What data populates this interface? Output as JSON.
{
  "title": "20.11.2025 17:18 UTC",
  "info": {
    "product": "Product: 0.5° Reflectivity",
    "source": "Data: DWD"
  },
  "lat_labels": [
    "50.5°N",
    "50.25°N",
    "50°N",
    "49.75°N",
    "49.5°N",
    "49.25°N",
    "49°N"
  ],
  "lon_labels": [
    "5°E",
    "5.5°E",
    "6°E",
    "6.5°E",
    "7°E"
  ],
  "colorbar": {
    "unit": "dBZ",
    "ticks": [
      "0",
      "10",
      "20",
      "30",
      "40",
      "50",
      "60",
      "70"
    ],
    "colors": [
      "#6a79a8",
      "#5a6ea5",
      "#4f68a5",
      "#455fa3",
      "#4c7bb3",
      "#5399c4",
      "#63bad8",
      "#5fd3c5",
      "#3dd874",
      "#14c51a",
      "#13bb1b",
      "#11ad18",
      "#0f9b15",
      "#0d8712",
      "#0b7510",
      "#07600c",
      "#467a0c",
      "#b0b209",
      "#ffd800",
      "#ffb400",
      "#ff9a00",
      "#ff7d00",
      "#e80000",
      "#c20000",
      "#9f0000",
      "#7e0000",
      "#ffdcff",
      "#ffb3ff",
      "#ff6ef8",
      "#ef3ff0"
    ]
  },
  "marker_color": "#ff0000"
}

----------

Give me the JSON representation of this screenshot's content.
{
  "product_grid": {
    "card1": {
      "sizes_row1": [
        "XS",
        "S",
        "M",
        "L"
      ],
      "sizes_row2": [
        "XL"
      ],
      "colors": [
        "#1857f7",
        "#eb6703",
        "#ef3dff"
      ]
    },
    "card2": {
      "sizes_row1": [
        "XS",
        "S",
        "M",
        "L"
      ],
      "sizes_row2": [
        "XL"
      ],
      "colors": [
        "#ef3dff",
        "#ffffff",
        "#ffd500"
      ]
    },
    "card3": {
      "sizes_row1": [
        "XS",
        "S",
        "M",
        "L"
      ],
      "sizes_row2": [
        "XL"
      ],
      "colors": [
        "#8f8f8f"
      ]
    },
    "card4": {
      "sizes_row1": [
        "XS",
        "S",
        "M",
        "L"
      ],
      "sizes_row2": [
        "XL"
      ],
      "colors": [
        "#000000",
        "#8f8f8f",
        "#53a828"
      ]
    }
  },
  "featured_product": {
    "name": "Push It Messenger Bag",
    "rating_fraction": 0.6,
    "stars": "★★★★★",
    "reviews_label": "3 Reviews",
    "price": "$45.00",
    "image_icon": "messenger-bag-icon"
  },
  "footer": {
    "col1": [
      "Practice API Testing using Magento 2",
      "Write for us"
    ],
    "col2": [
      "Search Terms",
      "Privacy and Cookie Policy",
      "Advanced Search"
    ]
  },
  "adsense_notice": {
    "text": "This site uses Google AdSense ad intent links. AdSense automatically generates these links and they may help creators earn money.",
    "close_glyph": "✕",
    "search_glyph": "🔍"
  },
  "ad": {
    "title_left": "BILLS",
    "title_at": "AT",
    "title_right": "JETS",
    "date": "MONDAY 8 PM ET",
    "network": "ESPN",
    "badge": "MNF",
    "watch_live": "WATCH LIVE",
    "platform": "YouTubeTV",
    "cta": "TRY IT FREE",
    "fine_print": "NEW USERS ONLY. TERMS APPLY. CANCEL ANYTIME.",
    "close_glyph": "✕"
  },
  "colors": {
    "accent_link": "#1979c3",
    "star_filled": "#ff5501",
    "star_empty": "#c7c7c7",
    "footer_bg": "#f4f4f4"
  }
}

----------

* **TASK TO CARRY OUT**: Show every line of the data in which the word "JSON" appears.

* **ANSWER SECTION**:
What data populates this interface? Output as JSON.
Give me the JSON representation of this screenshot's content.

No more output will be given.